SINGAPORE (Mar 29): Few go hungry in food haven Singapore but there is still a segment of the population who are not food secure because of income or health issues that make preparing or buying nutritious meals difficult.

One such family is Nur Ain Binte Hamid’s who don’t always eat according to nutritional recommendations. Their meals are heavy on carbohydrates that help meet calorie counts and keep stomachs full, but may not be as nutritious as when there is more meat and vegetables.

Ain, 30, lives in a household of seven in a three-bedroom HDB flat. She is the sole caregiver for her four children, aged 3, 6, 9, and 10, an older sister, 45, with chronic health conditions and uses a mobility scooter, and a younger brother, 32, with intellectual disabilities.

The family survives on a monthly CPF payout of $450 to the older sister, another $500 the brother gets from public assistance.

Due to time constraints, she cooks just once a day in the late morning. Ain typically prepares one big dish with four cups of rice that will feed the seven of them for lunch and dinner. She prepares dishes using whatever groceries her elder sister buys every two weeks — usually chicken, chicken stock, kailan, grapes and apples — and monthly food rations from charity Food from the Heart’s School Goodie Bag programme.

But on March 20, Food from the Heart did something novel. The charity held a fresh produce market at Teck Ghee Community Centre for 500 families to shop at. Each family could pick 12 packages of fresh food including chicken, seabass, prawns, all sorts of vegetables, fruits and tofu. This is a departure from the usual distribution of non-perishable foods such as rice, cooking oil and biscuits.


Main image: Recognising that the food charity sector in Singapore may not always distribute nutritious food, Food from the Heart has launched a fresh produce pop-up where more than 500 got to pick vegetables, poultry, seafood and fruits. Photo: Food from the Heart

Above: Ain's butter curry chicken (left) and her healthier version with lady fingers and potatoes, thanks to Food from the Heart


Ain chose some chicken, prawns, sea bass, dragonfruit, kiwis, kailan, corn and tofu. “I think this can last a week,” she says. The assortment of food gives her room to try out new recipes, hopefully make more nutritious dishes for her young children. “We also seldom take dragonfruit, usually just grapes and apples.”

If Ain had more money for groceries, she says she would like to buy healthier food, add some beef to the mix, and maybe cook dishes that are not as spicy.

Last October, the Economist Intelligence Unit ranked Singapore first out of 113 countries in its Global Food Security Index, citing affordability as the country's strength.

But in a survey of 236 households published by the Lien Centre for Social Innovation at the Singapore Management University last August, 51% faced moderate to severe food insecurity — defined by researchers as not having or not being confident of having access to sufficient and nutritious food for a healthy lifestyle.

“If you only have a certain budget for items, the first thing that you want to satisfy are calories, and that usually is lots of rice.
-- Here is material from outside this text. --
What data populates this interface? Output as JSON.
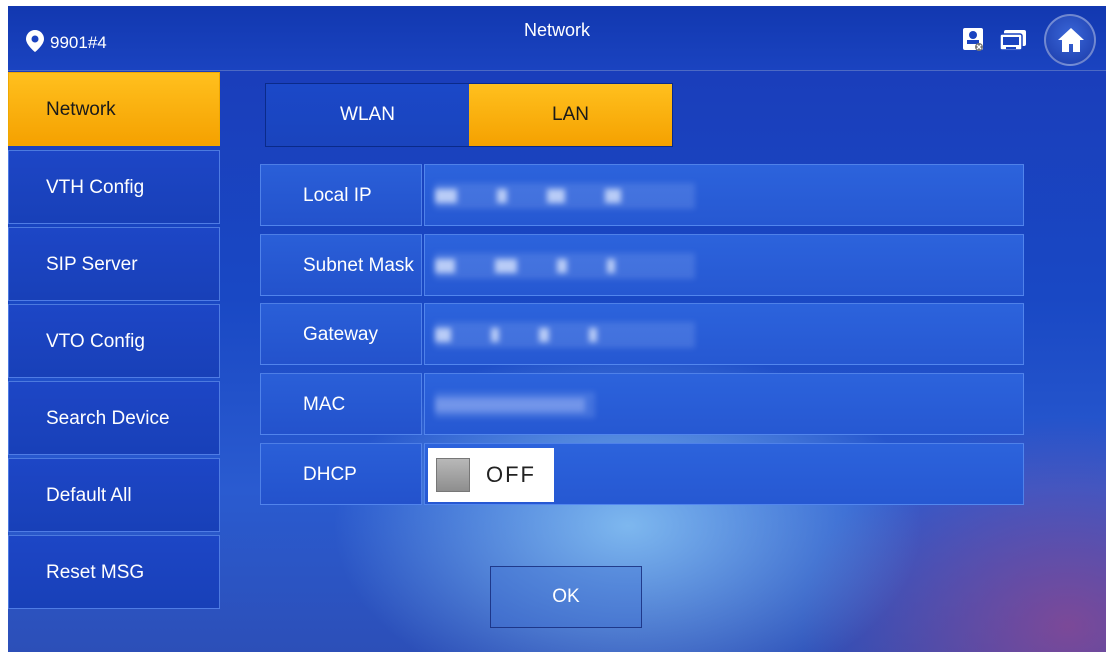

Then you end up with meat, if you can afford it, but usually it’s vegetables first,” says Paul Teng, a professor looking at non-traditional security issues such as food security at the Nanyang Technological University’s S Rajaratnam School of International Studies.
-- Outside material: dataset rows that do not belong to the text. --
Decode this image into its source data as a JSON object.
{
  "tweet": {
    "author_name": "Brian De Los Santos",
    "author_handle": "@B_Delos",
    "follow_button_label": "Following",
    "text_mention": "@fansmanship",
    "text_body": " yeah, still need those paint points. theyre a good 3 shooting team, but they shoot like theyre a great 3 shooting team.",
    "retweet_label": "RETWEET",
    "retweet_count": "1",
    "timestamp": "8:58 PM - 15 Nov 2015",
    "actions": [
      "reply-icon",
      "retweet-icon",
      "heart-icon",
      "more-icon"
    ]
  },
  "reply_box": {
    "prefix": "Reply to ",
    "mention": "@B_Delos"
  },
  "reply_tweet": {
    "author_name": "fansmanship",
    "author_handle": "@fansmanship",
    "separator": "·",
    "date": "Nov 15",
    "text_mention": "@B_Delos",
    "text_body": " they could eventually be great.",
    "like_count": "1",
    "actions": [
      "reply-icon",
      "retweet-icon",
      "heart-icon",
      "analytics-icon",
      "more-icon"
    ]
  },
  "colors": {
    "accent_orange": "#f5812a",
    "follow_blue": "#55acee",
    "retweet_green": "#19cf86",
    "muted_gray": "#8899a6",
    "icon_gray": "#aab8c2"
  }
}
How else can Singapore increase its food security? And what more can be done to help those most vulnerable to food price hikes? Login here to read "Insecure about food in a food paradise" in this week's issue of The Edge Singapore (Issue 875, week of Apr 1) which is on sale now or subscribe here